“You can check out anytime you like but you can never leave,” the Eagles said. Whenever I stay at a hotel, even for a night or two, I get a funny feeling just before I leave that I have forgotten something. I check all the drawers, even though I know there’s nothing in them but hairdryers and Bibles. I search under the bed for stray socks. I triplecheck the location of my toothbrush. Even when I know I haven’t forgotten anything, I still leave the room feeling like I have. It’s time to check out, and I don’t want to. I’m caught in that moment between an ending and another beginning, worrying about forgetting everything, trying to make all my belongings fit in my suitcase.
Even as I try to look forward to the next thing I’m doing, I’m already starting to look back. Cue sentimental music as a montage of my year unrolls, framed at all times by a blue California sky.
The period just before you leave anywhere you have been for some time can be exhausting. Just thinking about all the goodbyes I will have to say over the next few weeks makes me tired. Growing up in Ireland, I attended a kind of summer camp called “Irish college” for three weeks. You have to speak Irish all the time. No one knows what is going on. For those three weeks, you become closer than you ever imagined possible to the people you’re sharing this experience with — you’re all away from home and you rely heavily on each other. When the three weeks come to an end, you part with promises to stay in touch — sometimes you do, more often you don’t. You go home and move on with your life.
But leaving Berkeley after nine months will not be so easy. There are just too many goodbyes to be said. Find me a person who likes goodbyes, and I will write “asshole” across their forehead. The term “see you later” was invented to make goodbyes a little easier. Maybe we will see the person later, maybe we won’t, but the possibility of it makes parting a little easier to swallow. The weeks just before I leave have become a long checklist of people to see, places to go, a few last things to add to my “Berkeley experience.”
In such a huge university, we all seek out different things that define our time at UC Berkeley. Far be it for me to try to define any “universal” Berkeley experience. But I’ll remember having my classes interrupted by the chiming of the Campanile. Stopping for a bit of casual protest about something or other on my way to class. Checking how many days are left until the end of the world on “Yoshua’s” chalkboard. Getting lost in Dwinelle. Trying to always have a spare three dollars for Top Dog. Getting less sleep than I’d previously imagined possible. Finding myself at Kip’s on a Thursday night and wondering why.

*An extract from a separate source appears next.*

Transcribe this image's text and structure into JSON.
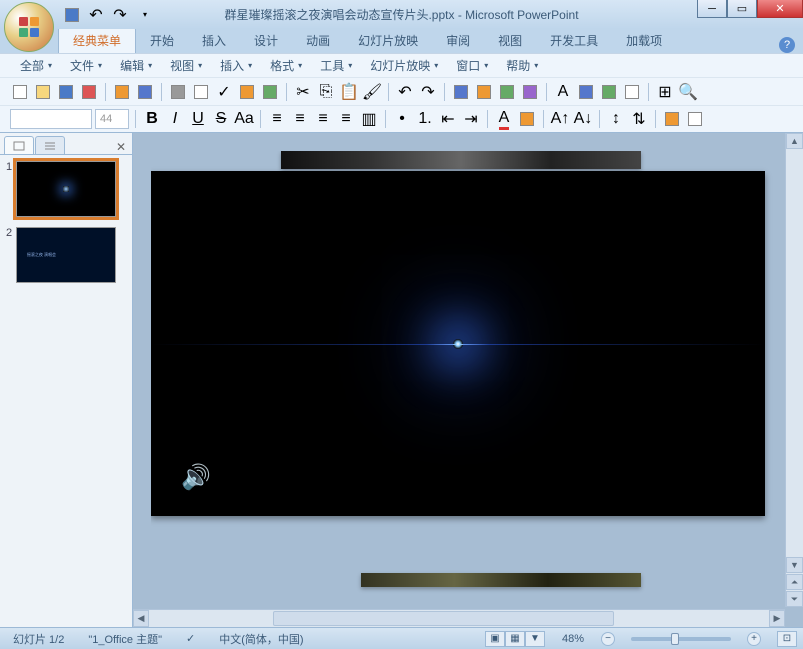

As an international student, you know your time is limited, and so you have to act like a tourist — travel on the weekends, take photos of seemingly mundane things, make a “bucket list” and try to check everything off. But you’ll never have time to do absolutely everything you wanted to do, and worrying about the things you haven’t done is a waste of valuable energy. Because if there’s one thing you always need at UC Berkeley, it’s energy.
Most people find endings hard. There are a lot of pithy one-liners out there trying to say smart things to take the sting out of an ending. “Parting is such sweet sorrow,” says Shakespeare. It’s actually not a sweet sorrow at all. It’s pretty awful, actually, Shakes. Don’t cry because it’s over, smile because it happened. XOXOXOXOXO smiley face HEART! This line was said a lot at my high school graduation with a tone of slightly forced cheeriness. But it’s my pity party, and I’ll cry because it’s over if I want to, thank you very much. It’s much easier to remember to smile because it happened once you’ve given yourself adequate time to grieve its ending.
When I leave, I know I’ll still be running on Berkeley time for a while. But don’t get sentimental, Radiohead said. It’ll all end up drivel. Good advice. If only I could follow it myself. Though it’s time to check out, I know what the Eagles mean. I’m pretty sure I’m going to leave something behind here. Where’s my toothbrush?
I can feel something tingling near the back of my tonsils. It’s a sense of an ending. I’m sure you’ll all agree that my collected columns this year have been heartbreaking works of staggering genius.
Now, everything is illuminated. Are you there, God? It’s me, Margaret. I’ve reached a bend in the river. It’s time to get back on the road and face a brave new world. But not until I’ve tried to fit as many book titles as I possibly can into my closing paragraph. I’m out. Up, up and Mrs. Dalloway.